It’s just not socially (or legally) acceptable. It wasn’t always this way. Thanks to Nils Bejerot’s campaign for zero tolerance back in the 1960s, the Riksförbundet Narkotikafritt Samhälle (The National Association for a Drug-Free Society) was formed in 1969. And that was that. Under the impression that drug usage works as a an epidemic and is spread from user to user, RNS uses a mix of imprisoning users, treating users, identifying early users, and some early education for the young ‘uns. And with that, Bejerot and RNS convinced everyone that drugs are bad m’kay. Including weed.
According to the European Monitoring Centre for Drugs and Drug Addiction, as of 2012, lifetime prevalence for cannabis use for adults aged 15-64 is only 14.9%. That means that only 14.9% of those surveyed had ever tried weed over the course of their entire life. Denmark comes in around 35%. Turns out Pusher Street is pushing that number higher. You can check your favorite European country’s weed numbers here. Compare that to the United States where some studies show that over 50% of those surveyed had tried weed sometime during their illustrious lives. The Substance Abuse and Mental Health Services Administration put that number at 51.9% in 2013 for young adults. That same EMCDDA study put the Swedish number for young adults at 22.2% in 2012. Math is hard, but that’s about twice as much.
Drug use is separated into three different categories: minor, ordinary, and serious. Seems easy enough. What that means in time served kind of depends. Generally speaking, a minor offense means you’ll probably just pay a fine, although you could spend up to six months of time in jail. If you bump up your offense to the ordinary one, you cold be facing up to three years in prison. A serious offense will result in a prison term of between two and ten years. Or, if you’re an immigrant, I suppose just deportation.

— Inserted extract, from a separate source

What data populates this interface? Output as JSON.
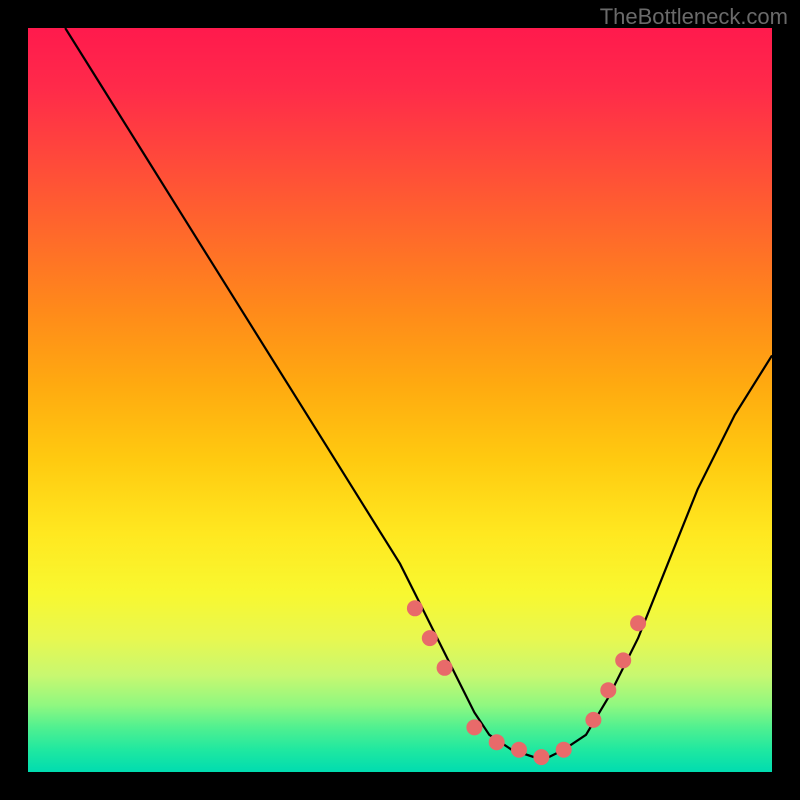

But how do you move up the ladder of offenses? It mostly has to do with the amount. A minor offense for weed will mean about 50 grams of cannabis (that’s about 1.7 ounces). Ordinary is about 51 grams to two kilos. Serious is more than two kilos. The EMCDDA and, strangely enough, the Parliament of Canada, has a wonderful overview of Sweden’s drug policy.
While plenty of countries (and American states) are changing their attitudes towards marijuana use, Sweden, well, doesn’t. There’s not even much of a discussion about potential legalization. Drugs are bad. Marijuana is a drug. Marijuana is bad. Drugs are illegal. Marijuana is a drug. Marijuana is illegal. It really is that simple for a lot of Swedes. Every now and again someone will pop up and write a piece in the newspaper calling for a change. Every now and again a professor will make a statement pointing out that yes, marijuana is not all that great for you, but neither is alcohol, maybe we should reconsider the drug policy. And then those articles will get lost in the internet somewhere and folks will go back to buying weed illegally or just leaving the country and heading down to Pusher Street in Copenhagen. Just maybe not at the rate that Vanin thinks.
Welcome to Sweden. And marijuana policy.